Behavioral Neurology Research Unit

Kaisa M. HartikainenKaisa M. Hartikainen (CV)

Behavioral Neurology Research Unit at the Tampere University Hospital aims to promote scientific knowledge on the effects of brain damage or dysfunction on human mind. The Behavioral Neurology Research Unit has been established in the beginning of 2012 by Dr. Kaisa M. Hartikainen with funding from the Academy of Finland administered by the the research services of the joint municipal authority for social and health services in Tampere Region.  We are also participating in a multi-site national project regarding Sustainable Brain Health funded by the Ministry of Social Affairs and Health Issues from EU ESR fund.

The facility is equipped with advanced neurophysiological brain research tools such as 64 channel active electrode EEG equipment. The research facility is located in Finmedi 6 connected to the Tampere University Hospital main building allowing excellent access to neurologic populations.



Behavioral Neurology Research Unit investigates brain circuits and dynamics behind cognition, emotion and behaviour and how these functions are altered in brain damage or disorder. We apply theories and methods from the fields of cognitive and affective neuroscience, experimental psychology and neurology. The general aim of the behavioural neurology research group is to provide more comprehensive knowledge on 1) brain circuits behind emotional and behavioral control functions, 2) how these functions are disrupted in neurological, neurosurgical or psychiatric damage or disorder and 3) how neuromodulation and other treatments that interact with brain circuits known to be important for cognitive, emotional and behavioral control affect functions these functions 4) Furthermore we aim to advance technological developments for better diagnostic tools and detect novel biomarkers for cognitive, affective and behavioral impairment. The long-term goal is to provide strong scientific background for clinical assessments, and personally tailored treatment and rehabilitation plans for neurological, neurosurgical and psychiatric patients whose disease, damage or disorder impacts the mind. We further intent to promote the field of behavioural and cognitive neurology and increase public awareness on the effects of brain damage or disorder on human mind. In addition, we aim to promote general brain health and well-being and find ways of measuring brain strain and brain health objectively. These efforts will eventually aid in intervention studies, in occupational health as well as in other clinical procedures allowing optimization of brain health.
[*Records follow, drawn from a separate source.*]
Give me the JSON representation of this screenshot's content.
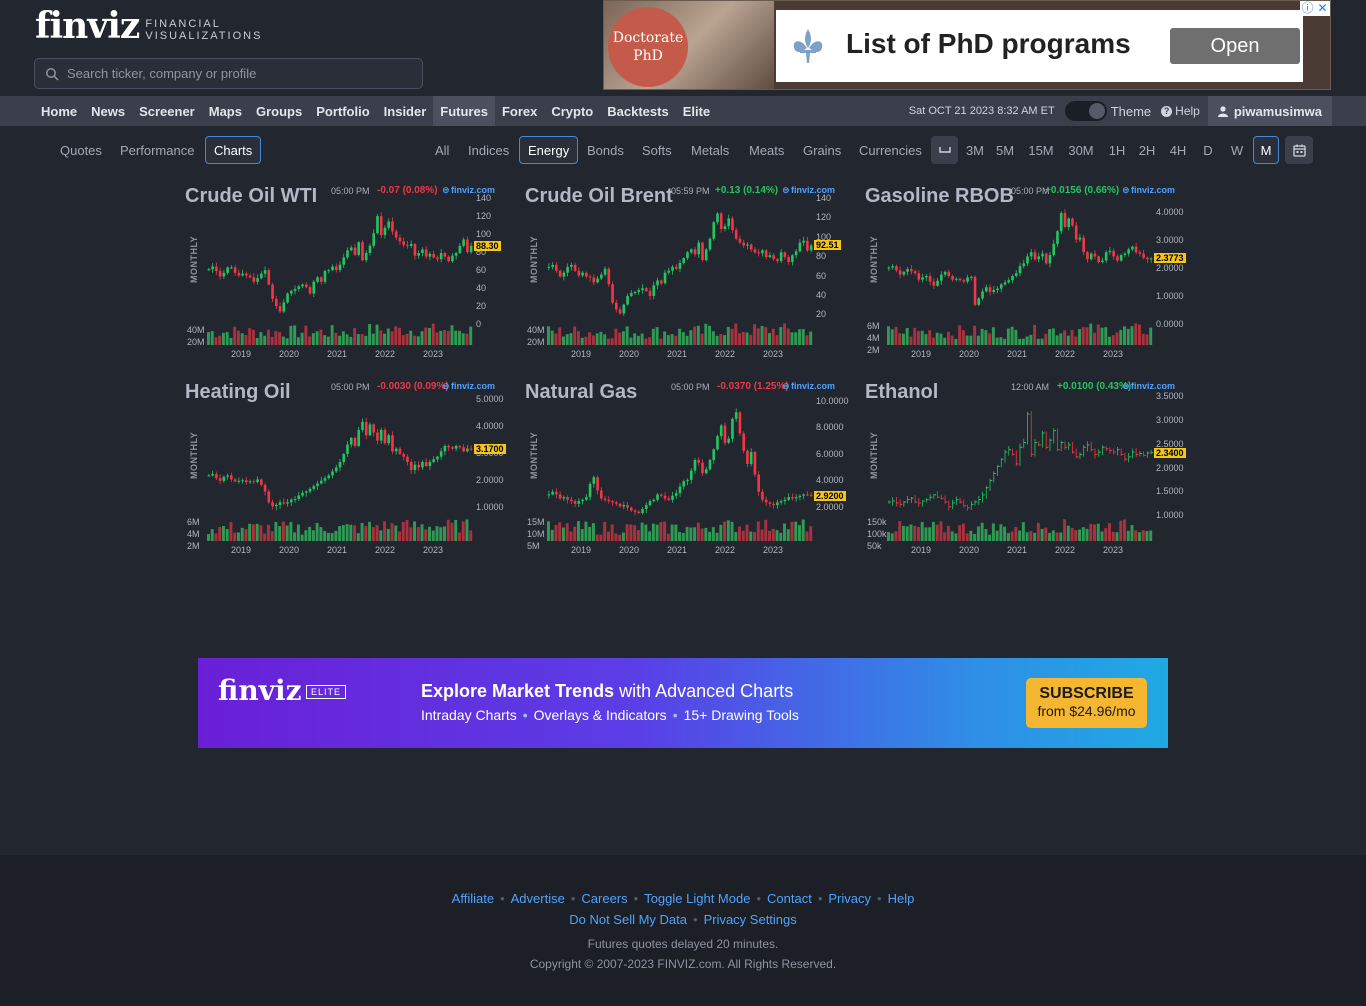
{
  "header": {
    "logo_main": "finviz",
    "logo_sub_1": "FINANCIAL",
    "logo_sub_2": "VISUALIZATIONS",
    "search_placeholder": "Search ticker, company or profile"
  },
  "ad_top": {
    "photo_text_1": "Doctorate",
    "photo_text_2": "PhD",
    "title": "List of PhD programs",
    "button": "Open"
  },
  "nav": {
    "items": [
      "Home",
      "News",
      "Screener",
      "Maps",
      "Groups",
      "Portfolio",
      "Insider",
      "Futures",
      "Forex",
      "Crypto",
      "Backtests",
      "Elite"
    ],
    "active": "Futures",
    "datetime": "Sat OCT 21 2023 8:32 AM ET",
    "theme_label": "Theme",
    "help_label": "Help",
    "username": "piwamusimwa"
  },
  "subtabs": {
    "views": [
      "Quotes",
      "Performance",
      "Charts"
    ],
    "active_view": "Charts",
    "groups": [
      "All",
      "Indices",
      "Energy",
      "Bonds",
      "Softs",
      "Metals",
      "Meats",
      "Grains",
      "Currencies"
    ],
    "active_group": "Energy",
    "timeframes": [
      "5M",
      "15M",
      "30M",
      "1H",
      "2H",
      "4H",
      "D",
      "W",
      "M"
    ],
    "partial_timeframe": "3M",
    "active_timeframe": "M"
  },
  "colors": {
    "up": "#22c55e",
    "down": "#f23645",
    "vol_up": "#2f9a54",
    "vol_down": "#a8323e",
    "accent": "#3f8ad9",
    "last_badge": "#f5c518"
  },
  "charts": [
    {
      "title": "Crude Oil WTI",
      "time": "05:00 PM",
      "change": "-0.07 (0.08%)",
      "direction": "neg",
      "brand": "finviz.com",
      "period": "MONTHLY",
      "y_ticks": [
        "140",
        "120",
        "100",
        "80",
        "60",
        "40",
        "20",
        "0"
      ],
      "y_tick_values": [
        140,
        120,
        100,
        80,
        60,
        40,
        20,
        0
      ],
      "ylim": [
        0,
        140
      ],
      "last": "88.30",
      "last_value": 88.3,
      "vol_ticks": [
        "40M",
        "20M"
      ],
      "x_ticks": [
        "2019",
        "2020",
        "2021",
        "2022",
        "2023"
      ],
      "style": "candle",
      "series": [
        62,
        65,
        60,
        54,
        58,
        64,
        64,
        58,
        55,
        57,
        55,
        53,
        48,
        52,
        57,
        61,
        45,
        29,
        21,
        15,
        25,
        35,
        38,
        40,
        43,
        45,
        42,
        35,
        48,
        53,
        48,
        60,
        61,
        65,
        61,
        67,
        75,
        83,
        86,
        78,
        92,
        72,
        80,
        88,
        102,
        121,
        100,
        108,
        115,
        104,
        97,
        93,
        89,
        88,
        90,
        77,
        80,
        84,
        76,
        79,
        75,
        73,
        80,
        76,
        71,
        77,
        80,
        88,
        95,
        81,
        88
      ]
    },
    {
      "title": "Crude Oil Brent",
      "time": "05:59 PM",
      "change": "+0.13 (0.14%)",
      "direction": "pos",
      "brand": "finviz.com",
      "period": "MONTHLY",
      "y_ticks": [
        "140",
        "120",
        "100",
        "80",
        "60",
        "40",
        "20"
      ],
      "y_tick_values": [
        140,
        120,
        100,
        80,
        60,
        40,
        20
      ],
      "ylim": [
        10,
        140
      ],
      "last": "92.51",
      "last_value": 92.51,
      "vol_ticks": [
        "40M",
        "20M"
      ],
      "x_ticks": [
        "2019",
        "2020",
        "2021",
        "2022",
        "2023"
      ],
      "style": "candle",
      "series": [
        70,
        72,
        66,
        60,
        64,
        70,
        72,
        66,
        61,
        64,
        60,
        59,
        54,
        58,
        62,
        68,
        52,
        33,
        26,
        22,
        31,
        40,
        43,
        44,
        46,
        48,
        45,
        40,
        51,
        56,
        53,
        64,
        66,
        70,
        68,
        74,
        79,
        85,
        88,
        83,
        95,
        77,
        88,
        99,
        116,
        125,
        109,
        112,
        120,
        108,
        99,
        95,
        92,
        93,
        88,
        85,
        84,
        87,
        80,
        82,
        78,
        76,
        85,
        80,
        75,
        82,
        86,
        95,
        97,
        87,
        92
      ]
    },
    {
      "title": "Gasoline RBOB",
      "time": "05:00 PM",
      "change": "+0.0156 (0.66%)",
      "direction": "pos",
      "brand": "finviz.com",
      "period": "MONTHLY",
      "y_ticks": [
        "4.0000",
        "3.0000",
        "2.0000",
        "1.0000",
        "0.0000"
      ],
      "y_tick_values": [
        4,
        3,
        2,
        1,
        0
      ],
      "ylim": [
        0,
        4.5
      ],
      "last": "2.3773",
      "last_value": 2.3773,
      "vol_ticks": [
        "6M",
        "4M",
        "2M"
      ],
      "x_ticks": [
        "2019",
        "2020",
        "2021",
        "2022",
        "2023"
      ],
      "style": "candle",
      "series": [
        2.05,
        2.1,
        1.95,
        1.8,
        1.9,
        2.0,
        1.92,
        1.85,
        1.62,
        1.7,
        1.75,
        1.55,
        1.4,
        1.58,
        1.8,
        1.9,
        1.75,
        1.62,
        1.65,
        1.6,
        1.55,
        1.7,
        1.72,
        0.72,
        0.95,
        1.2,
        1.35,
        1.18,
        1.25,
        1.3,
        1.45,
        1.52,
        1.6,
        1.75,
        1.85,
        2.1,
        2.2,
        2.45,
        2.6,
        2.35,
        2.45,
        2.55,
        2.2,
        2.5,
        2.9,
        3.35,
        4.0,
        3.5,
        3.8,
        3.55,
        3.05,
        3.12,
        2.6,
        2.35,
        2.55,
        2.45,
        2.25,
        2.3,
        2.6,
        2.65,
        2.45,
        2.3,
        2.5,
        2.55,
        2.7,
        2.8,
        2.6,
        2.55,
        2.4,
        2.35,
        2.38
      ]
    },
    {
      "title": "Heating Oil",
      "time": "05:00 PM",
      "change": "-0.0030 (0.09%)",
      "direction": "neg",
      "brand": "finviz.com",
      "period": "MONTHLY",
      "y_ticks": [
        "5.0000",
        "4.0000",
        "3.0000",
        "2.0000",
        "1.0000"
      ],
      "y_tick_values": [
        5,
        4,
        3,
        2,
        1
      ],
      "ylim": [
        0.5,
        5.2
      ],
      "last": "3.1700",
      "last_value": 3.17,
      "vol_ticks": [
        "6M",
        "4M",
        "2M"
      ],
      "x_ticks": [
        "2019",
        "2020",
        "2021",
        "2022",
        "2023"
      ],
      "style": "candle",
      "series": [
        2.2,
        2.25,
        2.1,
        2.0,
        2.15,
        2.2,
        2.05,
        1.98,
        2.0,
        2.02,
        1.95,
        1.98,
        1.95,
        2.05,
        1.85,
        1.6,
        1.2,
        1.05,
        1.1,
        1.2,
        1.15,
        1.2,
        1.3,
        1.32,
        1.45,
        1.55,
        1.6,
        1.7,
        1.8,
        1.9,
        2.0,
        2.1,
        2.2,
        2.35,
        2.5,
        2.7,
        3.0,
        3.35,
        3.6,
        3.3,
        3.9,
        4.2,
        3.7,
        4.1,
        3.8,
        3.5,
        3.9,
        3.4,
        3.7,
        3.1,
        3.2,
        3.0,
        2.9,
        2.7,
        2.4,
        2.6,
        2.5,
        2.7,
        2.55,
        2.7,
        2.8,
        2.9,
        3.1,
        3.3,
        3.25,
        3.2,
        3.3,
        3.25,
        3.1,
        3.2,
        3.17
      ]
    },
    {
      "title": "Natural Gas",
      "time": "05:00 PM",
      "change": "-0.0370 (1.25%)",
      "direction": "neg",
      "brand": "finviz.com",
      "period": "MONTHLY",
      "y_ticks": [
        "10.0000",
        "8.0000",
        "6.0000",
        "4.0000",
        "2.0000"
      ],
      "y_tick_values": [
        10,
        8,
        6,
        4,
        2
      ],
      "ylim": [
        1,
        10.5
      ],
      "last": "2.9200",
      "last_value": 2.92,
      "vol_ticks": [
        "15M",
        "10M",
        "5M"
      ],
      "x_ticks": [
        "2019",
        "2020",
        "2021",
        "2022",
        "2023"
      ],
      "style": "candle",
      "series": [
        3.0,
        3.2,
        3.0,
        2.7,
        2.8,
        2.6,
        2.5,
        2.3,
        2.5,
        2.6,
        2.8,
        3.8,
        4.3,
        3.3,
        2.7,
        2.6,
        2.5,
        2.4,
        2.3,
        2.1,
        2.2,
        2.0,
        1.8,
        1.7,
        1.6,
        1.9,
        2.2,
        2.5,
        2.6,
        3.0,
        2.9,
        2.7,
        2.6,
        2.9,
        3.1,
        3.6,
        4.0,
        4.1,
        4.8,
        5.6,
        5.4,
        4.6,
        4.9,
        5.6,
        6.4,
        7.4,
        8.2,
        6.9,
        7.2,
        8.7,
        9.2,
        7.6,
        6.3,
        5.3,
        6.2,
        4.5,
        3.2,
        2.6,
        2.4,
        2.3,
        2.2,
        2.4,
        2.5,
        2.6,
        2.8,
        2.7,
        2.8,
        2.9,
        3.0,
        2.95,
        2.92
      ]
    },
    {
      "title": "Ethanol",
      "time": "12:00 AM",
      "change": "+0.0100 (0.43%)",
      "direction": "pos",
      "brand": "finviz.com",
      "period": "MONTHLY",
      "y_ticks": [
        "3.5000",
        "3.0000",
        "2.5000",
        "2.0000",
        "1.5000",
        "1.0000"
      ],
      "y_tick_values": [
        3.5,
        3.0,
        2.5,
        2.0,
        1.5,
        1.0
      ],
      "ylim": [
        0.9,
        3.55
      ],
      "last": "2.3400",
      "last_value": 2.34,
      "vol_ticks": [
        "150k",
        "100k",
        "50k"
      ],
      "x_ticks": [
        "2019",
        "2020",
        "2021",
        "2022",
        "2023"
      ],
      "style": "ohlc",
      "series": [
        1.3,
        1.32,
        1.28,
        1.25,
        1.3,
        1.35,
        1.38,
        1.3,
        1.28,
        1.32,
        1.35,
        1.4,
        1.45,
        1.4,
        1.38,
        1.3,
        1.2,
        1.28,
        1.35,
        1.3,
        1.22,
        1.18,
        1.25,
        1.3,
        1.35,
        1.45,
        1.6,
        1.75,
        1.9,
        2.05,
        2.2,
        2.35,
        2.4,
        2.3,
        2.1,
        2.45,
        2.55,
        3.15,
        2.3,
        2.55,
        2.5,
        2.75,
        2.45,
        2.6,
        2.8,
        2.4,
        2.55,
        2.45,
        2.5,
        2.35,
        2.25,
        2.3,
        2.45,
        2.5,
        2.4,
        2.3,
        2.35,
        2.45,
        2.42,
        2.38,
        2.35,
        2.4,
        2.3,
        2.2,
        2.25,
        2.35,
        2.3,
        2.32,
        2.28,
        2.33,
        2.34
      ]
    }
  ],
  "banner": {
    "logo": "finviz",
    "elite": "ELITE",
    "headline_bold": "Explore Market Trends",
    "headline_rest": "with Advanced Charts",
    "features": [
      "Intraday Charts",
      "Overlays & Indicators",
      "15+ Drawing Tools"
    ],
    "cta_main": "SUBSCRIBE",
    "cta_sub": "from $24.96/mo"
  },
  "footer": {
    "links_row1": [
      "Affiliate",
      "Advertise",
      "Careers",
      "Toggle Light Mode",
      "Contact",
      "Privacy",
      "Help"
    ],
    "links_row2": [
      "Do Not Sell My Data",
      "Privacy Settings"
    ],
    "delay_note": "Futures quotes delayed 20 minutes.",
    "copyright": "Copyright © 2007-2023 FINVIZ.com. All Rights Reserved."
  }
}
We use behavioral (performance in cognitive and affective tasks), physiological (brain’s electrical activity, EEG) and anatomical methods (imaging methods (MRI, DTI) and lesion method, i.e. patients with lesion to a specific brain area due to stroke, tumor or trauma). Combining behavioral methods with electrophysiology allows detailed insight into the dynamics and circuits involved in integrating emotion, attention and behavior. Furthermore, the lesion method reveals what are the consequences on brain physiology as well as behavior when part of this circuitry is disrupted.


Research conducted in the Behavioral Neurology Research Unit is multidisciplinary requiring collaborative efforts from clinicians and researchers in the fields of psychology (clinical neuropsychology, cognitive psychology), engineering (signal processing, biomedical engineering) and medicine (neurology, neuropsychiatry, neurosurgery, neuroradiology, cardiology, anaesthesiology) from national and international academic institutions. Research network comprises of clinicians and researchers in Tampere University Hospital, Tampere University of Technology as well as in University of California, Berkeley, and Saint Mary’s College of California. Long standing international collaborators include: Professor of Psychology Keith H. Ogawa, John Magaddino Neuroscience Laboratory, Saint Mary’s College of California, Moraga, California and Professor Robert T. Knight, Head of Helen Wills Neuroscience Center, University of California Berkeley.